Kathmandu is a city that never changes. When we arrived in Nepal from Southeast Asia, it felt like we had traveled back in time. Our battered taxi from the airport bumped along rundown streets past tiny temples, women in red shawls, and the occasional cow. Hindu and Buddhist shrines peeped out between ramshackle shops and houses. It was dirty, chaotic, and colorful: in other words, just the way we remembered it from our long visit in 2007. We almost decided not to come to Nepal because of the earthquake and fuel crisis. But once we arrived in Kathmandu, we were absolutely thrilled to be back in our favorite city.
Sadly, the price of Nepal’s cultural integrity is poverty and political upheaval. In the last twenty years, Nepal has lurched from one political crisis to the next, interrupted by the occasional natural disaster. These problems keep Nepal high on the list of Asia’s poorest countries and make it feel like the 21st century hasn’t arrived yet.
We spent three days in Kathmandu before our Everest trek, and another six days afterwards. Before the trek, we stayed in Thamel, the backpackers’ hub in the city center, at the fine Pilgrim’s Guesthouse. After … Read more
Day Ten: Gorak Shep (Elevation 5665m at Kala Pattar, sleeping altitude 5164m at Gorak Shep) Walking time: two hours)
It was another bitterly cold night in Lobuche and Laura was less than impressed that the posh expensive lodge did not stoke a fine fire in the morning. It is a short walk through meandering moraine to Gorak Shep, at 5164m the highest place we slept on the trek. This was the first day that the trail felt crowded. At times there was a conga line of yaks, guides, porters, and trekkers. It was difficult to get into a good walking groove. We were glad that we were here on a low traffic year since we heard that this type of traffic jam was typical for the Everest trek. We stayed at the Himalaya Lodge, which was a hive of activity with lots of hustle and bustle, doors slamming, and trekkers bumping into each other. More annoyingly, you had to go outside for a pee since they only opened the internal toilets at night. You pee a lot at altitude so … Read more
Day Six: Tengboche to Dingboche (Walking Time- 4.5 hours. Elevation-Dingboche 4360m)

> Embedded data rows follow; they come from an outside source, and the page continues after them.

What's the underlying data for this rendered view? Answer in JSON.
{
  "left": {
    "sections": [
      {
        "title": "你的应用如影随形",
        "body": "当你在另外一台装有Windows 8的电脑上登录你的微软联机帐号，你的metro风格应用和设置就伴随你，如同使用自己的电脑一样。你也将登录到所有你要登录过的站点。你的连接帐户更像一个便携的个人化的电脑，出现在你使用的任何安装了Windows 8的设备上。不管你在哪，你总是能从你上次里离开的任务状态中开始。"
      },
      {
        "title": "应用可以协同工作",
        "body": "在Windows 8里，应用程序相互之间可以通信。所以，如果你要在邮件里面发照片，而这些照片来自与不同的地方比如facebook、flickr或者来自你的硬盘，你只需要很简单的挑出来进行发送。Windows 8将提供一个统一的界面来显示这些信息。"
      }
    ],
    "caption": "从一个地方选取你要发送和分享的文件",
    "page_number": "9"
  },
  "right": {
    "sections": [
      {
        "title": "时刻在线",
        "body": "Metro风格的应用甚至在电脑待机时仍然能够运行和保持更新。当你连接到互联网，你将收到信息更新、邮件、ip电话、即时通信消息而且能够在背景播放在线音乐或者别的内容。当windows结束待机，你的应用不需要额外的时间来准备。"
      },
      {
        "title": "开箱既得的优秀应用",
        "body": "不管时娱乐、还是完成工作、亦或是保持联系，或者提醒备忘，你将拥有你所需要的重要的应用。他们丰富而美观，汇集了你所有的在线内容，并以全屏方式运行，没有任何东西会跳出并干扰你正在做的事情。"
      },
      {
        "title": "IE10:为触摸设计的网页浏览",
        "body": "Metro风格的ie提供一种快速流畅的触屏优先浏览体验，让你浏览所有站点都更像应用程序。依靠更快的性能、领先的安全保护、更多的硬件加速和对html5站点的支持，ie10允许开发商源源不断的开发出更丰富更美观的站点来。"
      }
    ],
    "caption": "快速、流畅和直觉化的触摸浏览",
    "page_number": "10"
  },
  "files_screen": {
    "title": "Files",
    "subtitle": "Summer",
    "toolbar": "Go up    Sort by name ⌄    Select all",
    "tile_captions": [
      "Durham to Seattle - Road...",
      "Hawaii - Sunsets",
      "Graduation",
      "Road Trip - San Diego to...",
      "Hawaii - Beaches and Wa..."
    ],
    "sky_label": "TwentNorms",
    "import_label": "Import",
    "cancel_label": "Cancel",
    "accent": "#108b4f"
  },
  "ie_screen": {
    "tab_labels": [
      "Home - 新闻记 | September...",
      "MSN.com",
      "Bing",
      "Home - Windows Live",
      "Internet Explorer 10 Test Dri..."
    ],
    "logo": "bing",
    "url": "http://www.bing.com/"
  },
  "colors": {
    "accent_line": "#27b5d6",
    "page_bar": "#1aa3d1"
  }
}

We got a nice early start on a bright, sunny, and clear day. We swiftly headed down the hill to Deboche and at the foot of the hill we stopped to take off our outer layers. It was here that we first met Kate and Cameron, two Brits who kept us company on many subsequent legs of the hike along with Kate’s trainee guide Chum. Kate was a forthright Child Protection worker on the NHS payroll who was taking a well-deserved year long sabbatical. Cameron was a former Forestry Manager who was taking a five month break before embarking on a change of career to yacht skippering. Kate was keen for us to join her crossing a few of the high passes that link the valleys in Khumbu but we were happy with the easier trails and lack of stress!

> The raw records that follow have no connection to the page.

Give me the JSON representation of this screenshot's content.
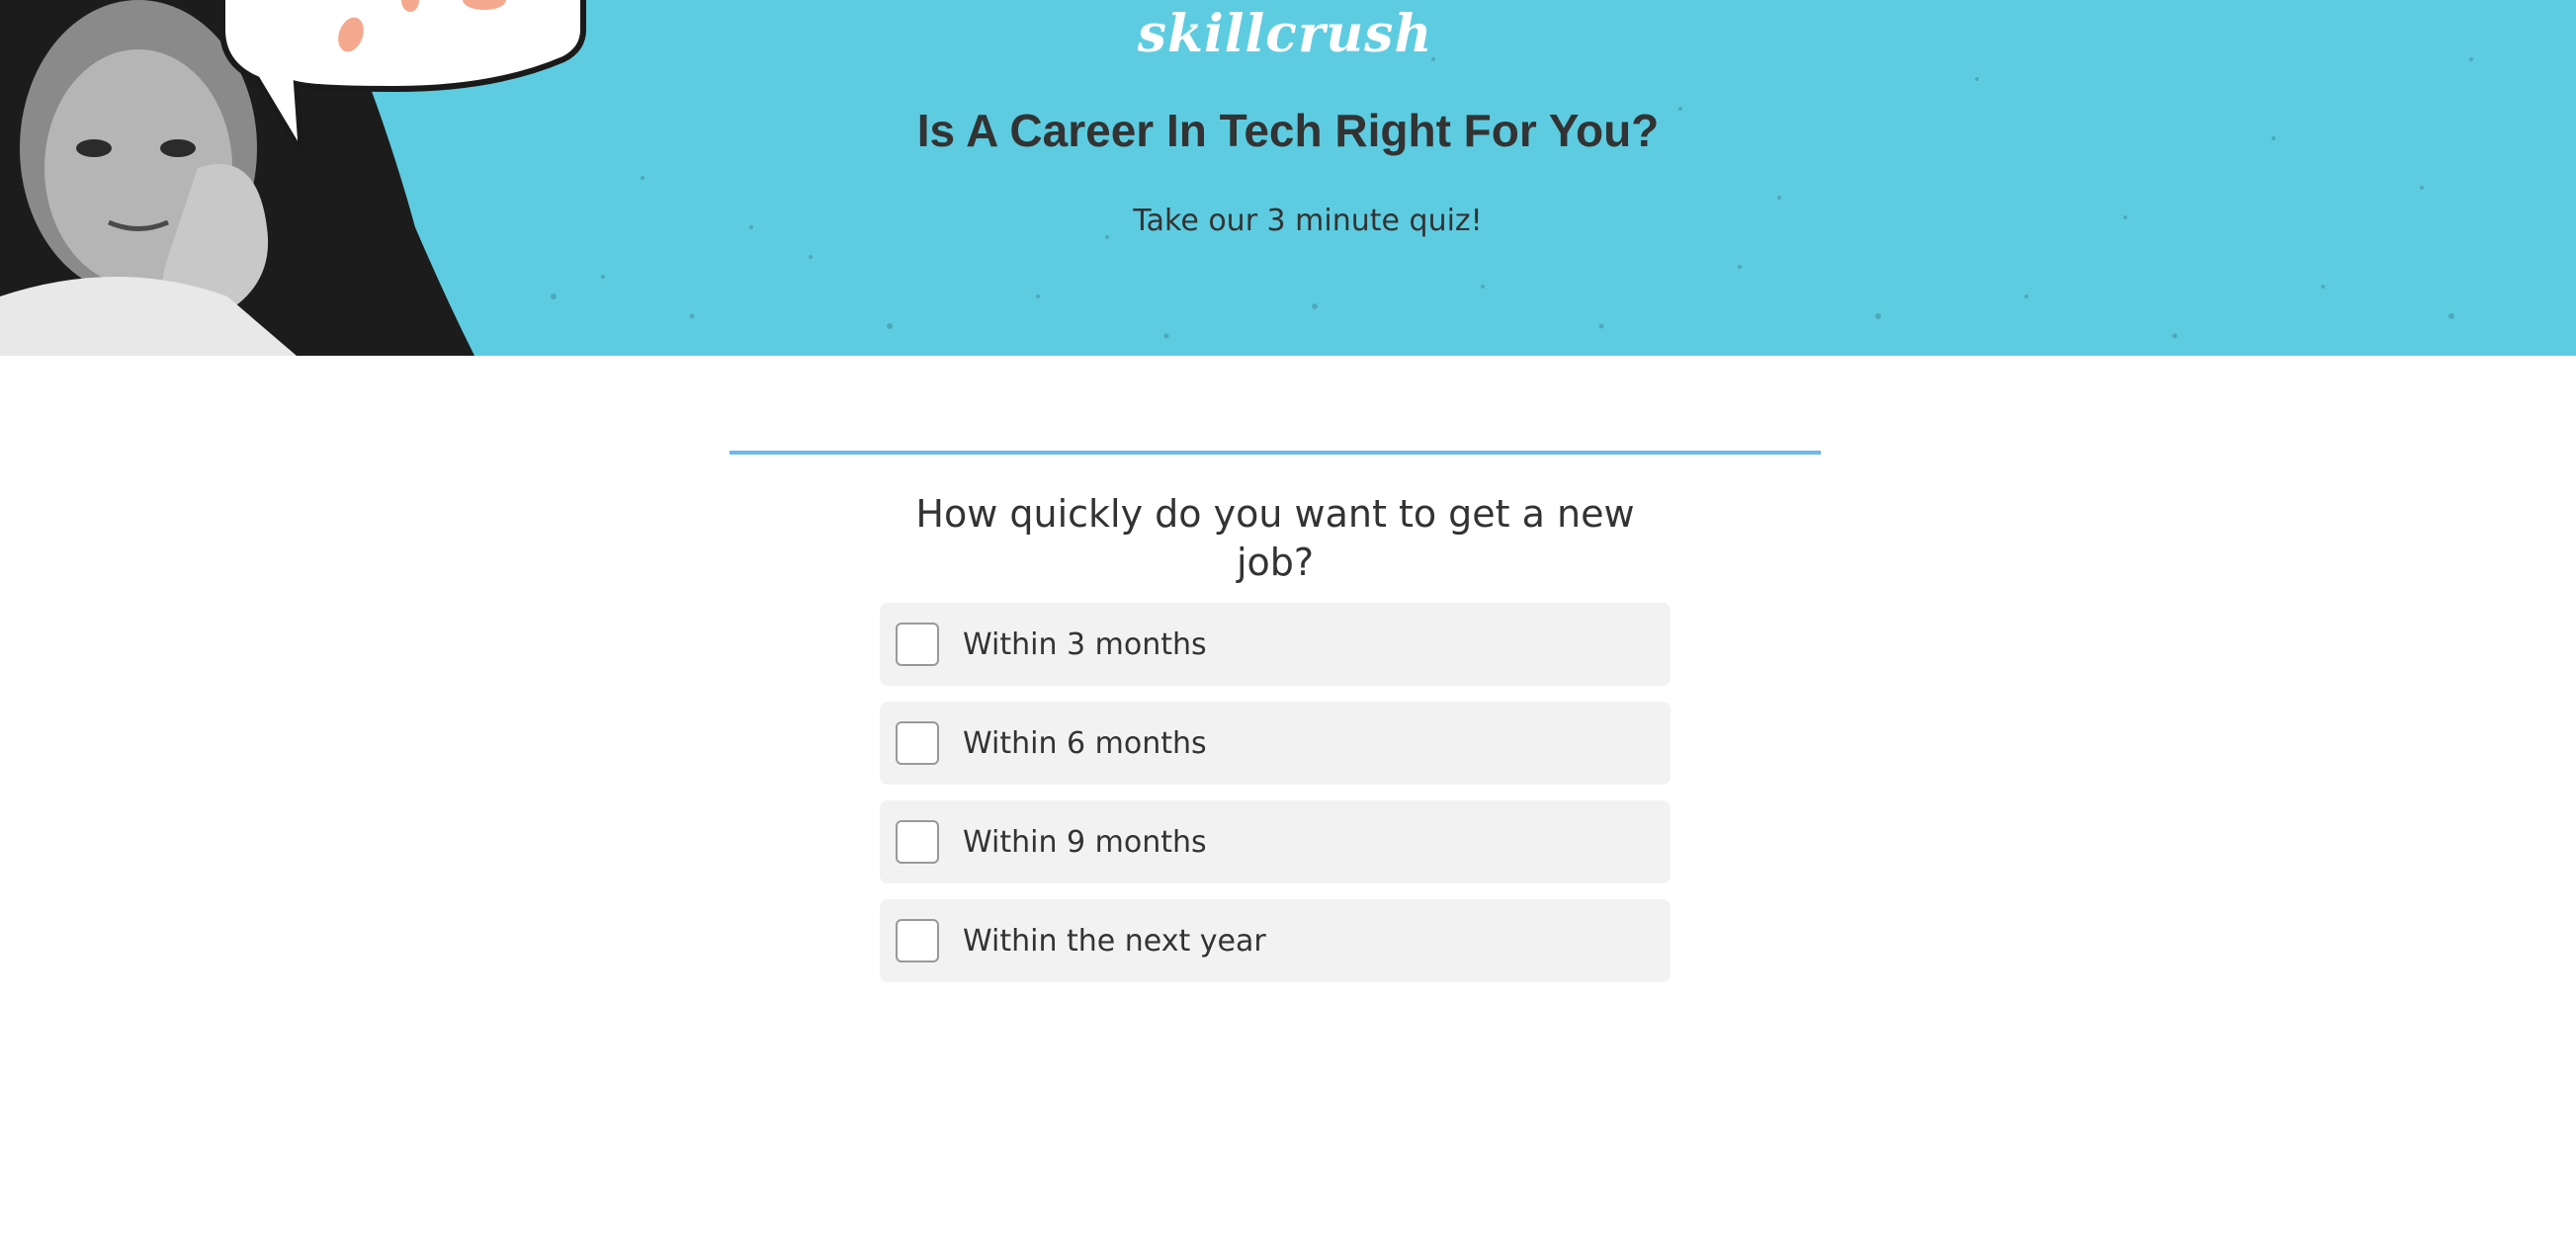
{
  "hero": {
    "logo_text": "skillcrush",
    "title": "Is A Career In Tech Right For You?",
    "subtitle": "Take our 3 minute quiz!"
  },
  "quiz": {
    "progress_fraction": 1.0,
    "question": "How quickly do you want to get a new job?",
    "options": [
      {
        "label": "Within 3 months",
        "checked": false
      },
      {
        "label": "Within 6 months",
        "checked": false
      },
      {
        "label": "Within 9 months",
        "checked": false
      },
      {
        "label": "Within the next year",
        "checked": false
      }
    ]
  },
  "colors": {
    "hero_background": "#5ecce0",
    "progress_bar": "#6cb8e6",
    "option_background": "#f2f2f2",
    "text": "#333333"
  }
}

At Milinggo, a rickety bridge brings you over the Imja Khola River and leads you on to a fairly steep and precipitous trail up to a … Read more
After much deliberation, we finally took the plunge and booked our flights to Nepal. Hiking in Nepal has always been a highlight of previous long trips to Asia and we were really looking forward to going back. Nepal always seemed to be bedeviled by strife and this year seemed no different. The devastating earthquake has been well documented at home but the recent fuel crisis (or blockade by India) has garnered considerably fewer headlines. It seemed that Nepal would be a no-go this year.

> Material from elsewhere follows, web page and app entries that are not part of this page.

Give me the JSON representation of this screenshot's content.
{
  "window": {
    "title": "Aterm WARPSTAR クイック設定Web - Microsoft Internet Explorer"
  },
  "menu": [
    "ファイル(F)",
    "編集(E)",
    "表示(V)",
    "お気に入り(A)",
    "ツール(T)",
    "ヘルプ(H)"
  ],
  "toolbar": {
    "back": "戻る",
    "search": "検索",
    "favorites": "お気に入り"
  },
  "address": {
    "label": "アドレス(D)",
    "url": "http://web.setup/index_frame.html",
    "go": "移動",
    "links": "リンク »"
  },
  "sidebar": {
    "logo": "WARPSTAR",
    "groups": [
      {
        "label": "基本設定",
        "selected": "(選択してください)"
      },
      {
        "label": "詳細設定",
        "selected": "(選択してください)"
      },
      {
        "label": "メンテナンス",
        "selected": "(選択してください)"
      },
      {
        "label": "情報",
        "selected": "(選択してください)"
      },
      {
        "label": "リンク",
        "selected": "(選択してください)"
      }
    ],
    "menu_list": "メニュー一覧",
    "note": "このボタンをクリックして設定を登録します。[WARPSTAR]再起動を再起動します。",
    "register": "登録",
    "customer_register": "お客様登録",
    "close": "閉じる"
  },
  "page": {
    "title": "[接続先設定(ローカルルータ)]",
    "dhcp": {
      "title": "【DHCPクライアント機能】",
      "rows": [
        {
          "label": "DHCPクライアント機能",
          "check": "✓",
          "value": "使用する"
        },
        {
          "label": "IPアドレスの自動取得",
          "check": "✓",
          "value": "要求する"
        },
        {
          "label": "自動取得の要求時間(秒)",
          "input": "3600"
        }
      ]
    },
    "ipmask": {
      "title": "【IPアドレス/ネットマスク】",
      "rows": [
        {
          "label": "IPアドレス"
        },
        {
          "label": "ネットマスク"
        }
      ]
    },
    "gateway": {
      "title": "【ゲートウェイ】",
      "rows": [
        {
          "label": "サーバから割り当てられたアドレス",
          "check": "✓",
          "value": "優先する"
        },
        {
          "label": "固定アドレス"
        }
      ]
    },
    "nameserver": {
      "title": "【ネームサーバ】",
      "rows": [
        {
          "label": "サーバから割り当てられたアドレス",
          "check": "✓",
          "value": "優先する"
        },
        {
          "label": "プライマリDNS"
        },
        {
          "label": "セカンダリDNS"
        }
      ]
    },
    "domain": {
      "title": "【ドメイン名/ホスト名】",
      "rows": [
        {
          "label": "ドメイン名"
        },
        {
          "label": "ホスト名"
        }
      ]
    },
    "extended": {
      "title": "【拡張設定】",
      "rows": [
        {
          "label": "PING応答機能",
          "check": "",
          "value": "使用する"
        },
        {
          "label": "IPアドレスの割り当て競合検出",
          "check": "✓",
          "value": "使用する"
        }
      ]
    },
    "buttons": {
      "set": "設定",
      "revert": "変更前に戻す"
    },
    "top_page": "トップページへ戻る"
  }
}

But something kept nagging us to go. Media images of post-earthquake Nepal seemed to suggest a country in total ruin. The current fuel crisis suggested a country on the verge of running out of vital commodities. As ever, Nepal always seems to cope with whatever shit is thrown at it. For sure, we saw plenty of collapsed buildings and the lack of gas pushed up transport and food prices but, on the whole, life went on as usual. Sadly, when Nepal is really in need of a ‘business as usual’ attitude from foreigners, … Read more